Government boost for multicultural projects
Sixteen million dollars in Victorian Government grants have been made to community groups and programs across the state aimed at boosting social and economic participation for multicultural communities.
Victoria’s Minister for Multicultural Affairs Robin Scott has announced more than 250 applications were successful in gaining funding grants under the new Capacity Building and Participation (CBP) Program.
The CBP Program provides grants ranging from $5,000 to $230,000 for a period of between one to four years. The total funding allocation over four years is over $16 million.
Some of the successful recipients include Girl Guides Victoria, the Salvation Army, multicultural youth groups, and local councils which run language programs or multicultural community events.
For the first time, there are grant categories to address family violence and gender equality in multicultural communities and to meet the needs of multicultural LGBTI community members.
In a first, settlement agency AMES Australia has received a substantial grant to run a Prevention of Violence Against Women program among culturally and linguistically diverse communities.
The CBP program aims to support regional multicultural communities, new and emerging communities from refugee and asylum seeker backgrounds, youth, and women and seniors.
It aims to build the capacity of multicultural communities to participate in all aspects of life in Victoria by strengthening participation, inclusion and service access by multicultural communities across Victoria.
It also aims to strengthen the capacity of multicultural community organisations, including language schools and foster collaborative partnerships between community and organisations, in which communities are empowered to use their knowledge and resources to improve social, cultural, educational and economic outcomes for the benefit of all Victorians.
Competition for funding under the CBP Program was high, with nearly 500 applications across the state.
An extensive assessment process was undertaken, involving separate panels with subject matter experts from a wide range of organisations for each grant category, a high-level strategic panel and VMC ratification.
Mr Scott said there were many impressive applications among the 500 received.

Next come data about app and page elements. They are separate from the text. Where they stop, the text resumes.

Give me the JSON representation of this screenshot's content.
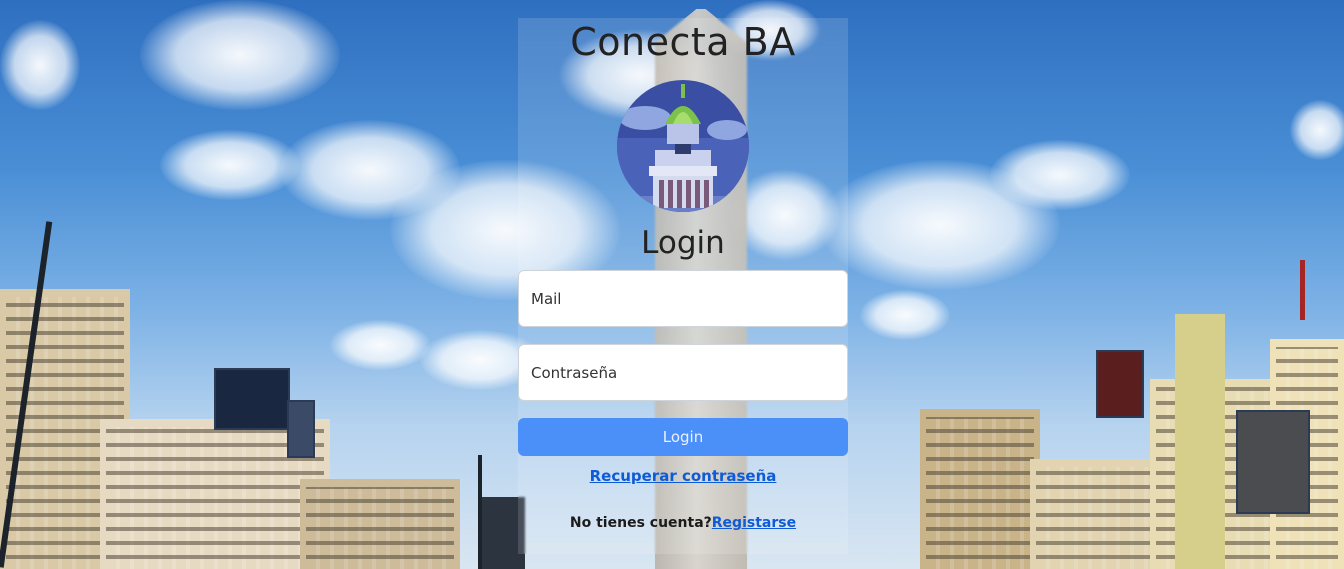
{
  "app": {
    "title": "Conecta BA"
  },
  "form": {
    "heading": "Login",
    "mail_placeholder": "Mail",
    "password_placeholder": "Contraseña",
    "login_button": "Login",
    "recover_link": "Recuperar contraseña",
    "signup_prompt": "No tienes cuenta?",
    "signup_link": "Registarse"
  },
  "colors": {
    "button": "#4b8ff8",
    "link": "#0d5bd6",
    "title_text": "#222222"
  },
  "icons": {
    "logo": "congress-building-logo"
  }
}
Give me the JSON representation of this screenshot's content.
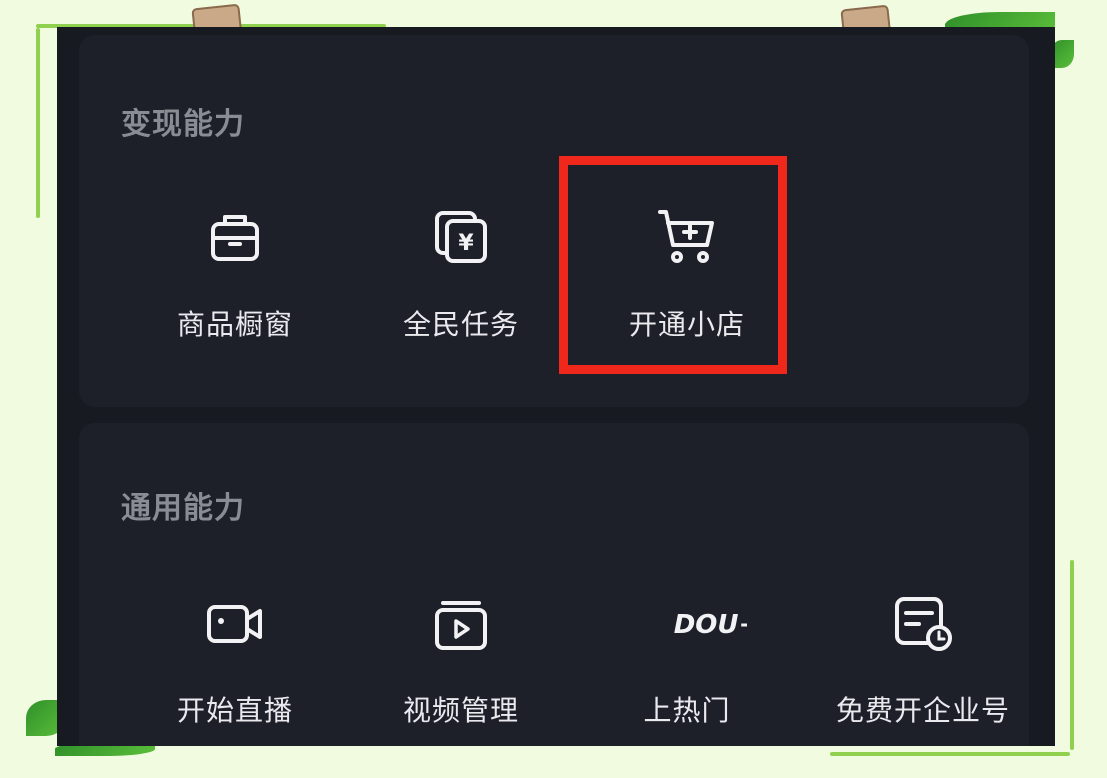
{
  "monetization": {
    "title": "变现能力",
    "items": [
      {
        "label": "商品橱窗",
        "icon": "briefcase-icon"
      },
      {
        "label": "全民任务",
        "icon": "yen-cards-icon"
      },
      {
        "label": "开通小店",
        "icon": "cart-plus-icon"
      }
    ]
  },
  "general": {
    "title": "通用能力",
    "items": [
      {
        "label": "开始直播",
        "icon": "video-camera-icon"
      },
      {
        "label": "视频管理",
        "icon": "video-library-icon"
      },
      {
        "label": "上热门",
        "icon": "dou-plus-icon",
        "icon_text": "DOU+"
      },
      {
        "label": "免费开企业号",
        "icon": "document-clock-icon"
      }
    ]
  },
  "colors": {
    "highlight": "#f0281b",
    "panel": "#181a22",
    "page_background": "#f1fbdf"
  }
}
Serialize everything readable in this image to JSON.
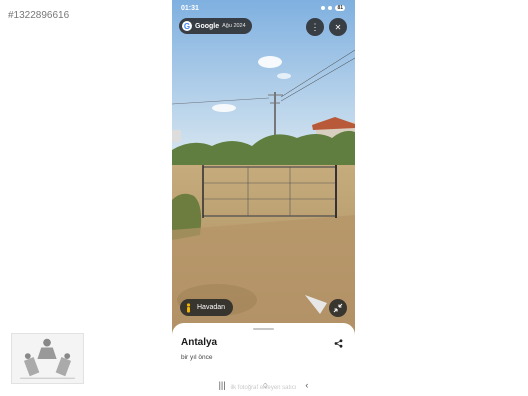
{
  "listing": {
    "id_text": "#1322896616"
  },
  "phone": {
    "status": {
      "time": "01:31",
      "battery": "81"
    },
    "google_chip": {
      "brand": "Google",
      "date": "Ağu 2024"
    },
    "controls": {
      "more_icon": "more-vertical-icon",
      "close_icon": "close-icon",
      "expand_icon": "collapse-arrows-icon",
      "share_icon": "share-icon"
    },
    "aerial_button": {
      "label": "Havadan",
      "icon": "person-icon"
    },
    "sheet": {
      "place_name": "Antalya",
      "time_ago": "bir yıl önce"
    },
    "navbar": {
      "recent": "|||",
      "home": "○",
      "back": "‹"
    },
    "watermark": "ilk fotoğraf ekleyen satıcı"
  },
  "colors": {
    "sky": "#9cc3e6",
    "chip_bg": "#282828",
    "sheet_bg": "#ffffff",
    "grass": "#b89a6a"
  }
}
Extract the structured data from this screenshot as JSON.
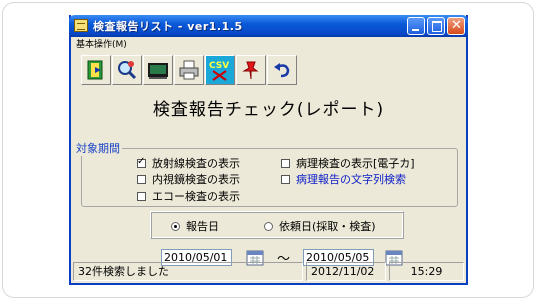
{
  "window": {
    "title": "検査報告リスト - ver1.1.5"
  },
  "menu": {
    "items": [
      {
        "label": "基本操作(M)"
      }
    ]
  },
  "toolbar": {
    "buttons": [
      {
        "icon": "exit-door-icon"
      },
      {
        "icon": "search-magnifier-icon"
      },
      {
        "icon": "monitor-display-icon"
      },
      {
        "icon": "printer-icon"
      },
      {
        "icon": "csv-export-icon",
        "label": "CSV"
      },
      {
        "icon": "pin-icon"
      },
      {
        "icon": "undo-arrow-icon"
      }
    ]
  },
  "main": {
    "heading": "検査報告チェック(レポート)",
    "period_group_label": "対象期間",
    "checkboxes": [
      {
        "label": "放射線検査の表示",
        "checked": true
      },
      {
        "label": "病理検査の表示[電子カ]",
        "checked": false
      },
      {
        "label": "内視鏡検査の表示",
        "checked": false
      },
      {
        "label": "病理報告の文字列検索",
        "checked": false
      },
      {
        "label": "エコー検査の表示",
        "checked": false
      }
    ],
    "radios": [
      {
        "label": "報告日",
        "selected": true
      },
      {
        "label": "依頼日(採取・検査)",
        "selected": false
      }
    ],
    "date_from": "2010/05/01",
    "date_separator": "〜",
    "date_to": "2010/05/05"
  },
  "status": {
    "message": "32件検索しました",
    "date": "2012/11/02",
    "time": "15:29"
  },
  "colors": {
    "titlebar": "#0a5ad8",
    "window_bg": "#ece9d8",
    "group_label": "#1842c8",
    "link_checkbox": "#1020c8"
  }
}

“The CBP Program is one of the ways the Andrews Labor Government is working to boost the participation of Victoria’s multicultural communities,” he said.
“This will result in a more inclusive and integrated community, and also foster partnerships between communities, service providers and local government – particularly in regional areas.”
AMES Australia Senior Journalist